## GIVEN DATA
######

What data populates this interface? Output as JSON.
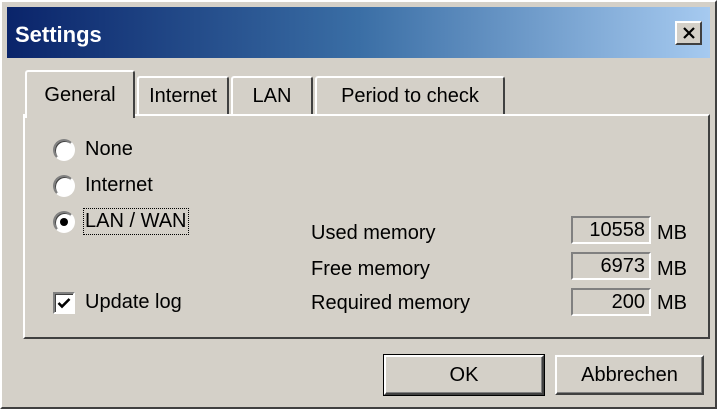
{
  "window": {
    "title": "Settings",
    "colors": {
      "face": "#d4d0c8",
      "title_start": "#0a246a",
      "title_end": "#a6caf0"
    }
  },
  "tabs": [
    {
      "label": "General",
      "active": true
    },
    {
      "label": "Internet",
      "active": false
    },
    {
      "label": "LAN",
      "active": false
    },
    {
      "label": "Period to check",
      "active": false
    }
  ],
  "connection": {
    "options": [
      {
        "label": "None",
        "selected": false
      },
      {
        "label": "Internet",
        "selected": false
      },
      {
        "label": "LAN / WAN",
        "selected": true
      }
    ]
  },
  "update_log": {
    "label": "Update log",
    "checked": true
  },
  "memory": {
    "used": {
      "label": "Used memory",
      "value": "10558",
      "unit": "MB"
    },
    "free": {
      "label": "Free memory",
      "value": "6973",
      "unit": "MB"
    },
    "required": {
      "label": "Required memory",
      "value": "200",
      "unit": "MB"
    }
  },
  "buttons": {
    "ok": "OK",
    "cancel": "Abbrechen"
  },
  "icons": {
    "close": "close-icon",
    "check": "checkmark-icon",
    "radio_dot": "radio-dot"
  }
}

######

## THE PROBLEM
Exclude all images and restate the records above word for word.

## RESPONSE TO THIS TASK
What data populates this interface? Output as JSON.
{
  "window": {
    "title": "Settings",
    "colors": {
      "face": "#d4d0c8",
      "title_start": "#0a246a",
      "title_end": "#a6caf0"
    }
  },
  "tabs": [
    {
      "label": "General",
      "active": true
    },
    {
      "label": "Internet",
      "active": false
    },
    {
      "label": "LAN",
      "active": false
    },
    {
      "label": "Period to check",
      "active": false
    }
  ],
  "connection": {
    "options": [
      {
        "label": "None",
        "selected": false
      },
      {
        "label": "Internet",
        "selected": false
      },
      {
        "label": "LAN / WAN",
        "selected": true
      }
    ]
  },
  "update_log": {
    "label": "Update log",
    "checked": true
  },
  "memory": {
    "used": {
      "label": "Used memory",
      "value": "10558",
      "unit": "MB"
    },
    "free": {
      "label": "Free memory",
      "value": "6973",
      "unit": "MB"
    },
    "required": {
      "label": "Required memory",
      "value": "200",
      "unit": "MB"
    }
  },
  "buttons": {
    "ok": "OK",
    "cancel": "Abbrechen"
  },
  "icons": {
    "close": "close-icon",
    "check": "checkmark-icon",
    "radio_dot": "radio-dot"
  }
}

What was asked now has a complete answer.